_What this task involves_: Only an exact copy of the records below will serve as the answer.
** Information follows **
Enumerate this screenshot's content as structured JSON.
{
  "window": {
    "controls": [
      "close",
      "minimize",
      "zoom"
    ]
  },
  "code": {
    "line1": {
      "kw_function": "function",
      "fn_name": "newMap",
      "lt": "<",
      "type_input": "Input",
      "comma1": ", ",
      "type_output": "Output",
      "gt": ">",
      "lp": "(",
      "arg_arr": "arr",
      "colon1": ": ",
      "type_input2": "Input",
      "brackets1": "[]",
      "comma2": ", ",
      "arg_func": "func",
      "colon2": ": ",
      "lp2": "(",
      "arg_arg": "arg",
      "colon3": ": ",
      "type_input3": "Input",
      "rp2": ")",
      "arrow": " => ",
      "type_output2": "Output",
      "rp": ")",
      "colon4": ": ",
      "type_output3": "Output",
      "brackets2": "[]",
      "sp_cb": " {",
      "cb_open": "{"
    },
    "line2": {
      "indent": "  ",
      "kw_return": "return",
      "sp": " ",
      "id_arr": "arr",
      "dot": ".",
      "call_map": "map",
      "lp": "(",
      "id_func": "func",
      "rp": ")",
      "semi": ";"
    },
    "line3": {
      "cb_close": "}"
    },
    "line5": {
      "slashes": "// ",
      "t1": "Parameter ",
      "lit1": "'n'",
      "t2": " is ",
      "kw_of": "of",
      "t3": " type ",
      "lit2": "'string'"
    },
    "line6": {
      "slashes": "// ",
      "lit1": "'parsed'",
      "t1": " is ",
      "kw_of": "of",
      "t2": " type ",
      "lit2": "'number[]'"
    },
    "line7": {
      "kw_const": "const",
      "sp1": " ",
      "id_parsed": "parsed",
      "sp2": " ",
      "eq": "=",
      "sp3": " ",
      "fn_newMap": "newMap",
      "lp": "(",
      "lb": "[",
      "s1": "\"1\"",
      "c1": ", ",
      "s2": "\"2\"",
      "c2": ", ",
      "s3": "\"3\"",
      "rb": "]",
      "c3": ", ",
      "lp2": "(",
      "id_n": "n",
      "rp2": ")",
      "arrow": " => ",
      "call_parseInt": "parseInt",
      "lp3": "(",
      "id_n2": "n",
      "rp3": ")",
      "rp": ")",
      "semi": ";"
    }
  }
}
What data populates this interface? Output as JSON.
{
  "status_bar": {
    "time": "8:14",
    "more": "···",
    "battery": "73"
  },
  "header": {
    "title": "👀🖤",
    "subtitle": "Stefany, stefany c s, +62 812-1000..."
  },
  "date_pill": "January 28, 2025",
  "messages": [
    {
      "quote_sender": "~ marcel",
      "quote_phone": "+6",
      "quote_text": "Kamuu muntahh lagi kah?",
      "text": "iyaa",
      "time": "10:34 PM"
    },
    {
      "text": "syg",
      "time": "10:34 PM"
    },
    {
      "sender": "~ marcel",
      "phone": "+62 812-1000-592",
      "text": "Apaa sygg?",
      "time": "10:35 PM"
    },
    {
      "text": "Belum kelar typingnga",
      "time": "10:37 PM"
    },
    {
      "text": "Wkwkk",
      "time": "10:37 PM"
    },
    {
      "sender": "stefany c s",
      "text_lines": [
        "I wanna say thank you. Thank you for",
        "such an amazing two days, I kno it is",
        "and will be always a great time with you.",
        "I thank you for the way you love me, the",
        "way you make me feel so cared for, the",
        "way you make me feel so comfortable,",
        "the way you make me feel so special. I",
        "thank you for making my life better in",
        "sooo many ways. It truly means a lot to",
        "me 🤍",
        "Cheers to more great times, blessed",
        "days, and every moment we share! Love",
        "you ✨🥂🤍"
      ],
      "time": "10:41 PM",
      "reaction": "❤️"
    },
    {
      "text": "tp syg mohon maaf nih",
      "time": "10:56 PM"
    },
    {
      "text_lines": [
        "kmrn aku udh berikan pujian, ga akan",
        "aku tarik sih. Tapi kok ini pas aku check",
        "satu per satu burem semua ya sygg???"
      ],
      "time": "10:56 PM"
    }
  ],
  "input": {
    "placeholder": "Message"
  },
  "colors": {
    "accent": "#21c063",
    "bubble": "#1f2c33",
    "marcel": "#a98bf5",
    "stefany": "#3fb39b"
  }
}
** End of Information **
_Solution for this task_:
Enumerate this screenshot's content as structured JSON.
{
  "window": {
    "controls": [
      "close",
      "minimize",
      "zoom"
    ]
  },
  "code": {
    "line1": {
      "kw_function": "function",
      "fn_name": "newMap",
      "lt": "<",
      "type_input": "Input",
      "comma1": ", ",
      "type_output": "Output",
      "gt": ">",
      "lp": "(",
      "arg_arr": "arr",
      "colon1": ": ",
      "type_input2": "Input",
      "brackets1": "[]",
      "comma2": ", ",
      "arg_func": "func",
      "colon2": ": ",
      "lp2": "(",
      "arg_arg": "arg",
      "colon3": ": ",
      "type_input3": "Input",
      "rp2": ")",
      "arrow": " => ",
      "type_output2": "Output",
      "rp": ")",
      "colon4": ": ",
      "type_output3": "Output",
      "brackets2": "[]",
      "sp_cb": " {",
      "cb_open": "{"
    },
    "line2": {
      "indent": "  ",
      "kw_return": "return",
      "sp": " ",
      "id_arr": "arr",
      "dot": ".",
      "call_map": "map",
      "lp": "(",
      "id_func": "func",
      "rp": ")",
      "semi": ";"
    },
    "line3": {
      "cb_close": "}"
    },
    "line5": {
      "slashes": "// ",
      "t1": "Parameter ",
      "lit1": "'n'",
      "t2": " is ",
      "kw_of": "of",
      "t3": " type ",
      "lit2": "'string'"
    },
    "line6": {
      "slashes": "// ",
      "lit1": "'parsed'",
      "t1": " is ",
      "kw_of": "of",
      "t2": " type ",
      "lit2": "'number[]'"
    },
    "line7": {
      "kw_const": "const",
      "sp1": " ",
      "id_parsed": "parsed",
      "sp2": " ",
      "eq": "=",
      "sp3": " ",
      "fn_newMap": "newMap",
      "lp": "(",
      "lb": "[",
      "s1": "\"1\"",
      "c1": ", ",
      "s2": "\"2\"",
      "c2": ", ",
      "s3": "\"3\"",
      "rb": "]",
      "c3": ", ",
      "lp2": "(",
      "id_n": "n",
      "rp2": ")",
      "arrow": " => ",
      "call_parseInt": "parseInt",
      "lp3": "(",
      "id_n2": "n",
      "rp3": ")",
      "rp": ")",
      "semi": ";"
    }
  }
}
What data populates this interface? Output as JSON.
{
  "status_bar": {
    "time": "8:14",
    "more": "···",
    "battery": "73"
  },
  "header": {
    "title": "👀🖤",
    "subtitle": "Stefany, stefany c s, +62 812-1000..."
  },
  "date_pill": "January 28, 2025",
  "messages": [
    {
      "quote_sender": "~ marcel",
      "quote_phone": "+6",
      "quote_text": "Kamuu muntahh lagi kah?",
      "text": "iyaa",
      "time": "10:34 PM"
    },
    {
      "text": "syg",
      "time": "10:34 PM"
    },
    {
      "sender": "~ marcel",
      "phone": "+62 812-1000-592",
      "text": "Apaa sygg?",
      "time": "10:35 PM"
    },
    {
      "text": "Belum kelar typingnga",
      "time": "10:37 PM"
    },
    {
      "text": "Wkwkk",
      "time": "10:37 PM"
    },
    {
      "sender": "stefany c s",
      "text_lines": [
        "I wanna say thank you. Thank you for",
        "such an amazing two days, I kno it is",
        "and will be always a great time with you.",
        "I thank you for the way you love me, the",
        "way you make me feel so cared for, the",
        "way you make me feel so comfortable,",
        "the way you make me feel so special. I",
        "thank you for making my life better in",
        "sooo many ways. It truly means a lot to",
        "me 🤍",
        "Cheers to more great times, blessed",
        "days, and every moment we share! Love",
        "you ✨🥂🤍"
      ],
      "time": "10:41 PM",
      "reaction": "❤️"
    },
    {
      "text": "tp syg mohon maaf nih",
      "time": "10:56 PM"
    },
    {
      "text_lines": [
        "kmrn aku udh berikan pujian, ga akan",
        "aku tarik sih. Tapi kok ini pas aku check",
        "satu per satu burem semua ya sygg???"
      ],
      "time": "10:56 PM"
    }
  ],
  "input": {
    "placeholder": "Message"
  },
  "colors": {
    "accent": "#21c063",
    "bubble": "#1f2c33",
    "marcel": "#a98bf5",
    "stefany": "#3fb39b"
  }
}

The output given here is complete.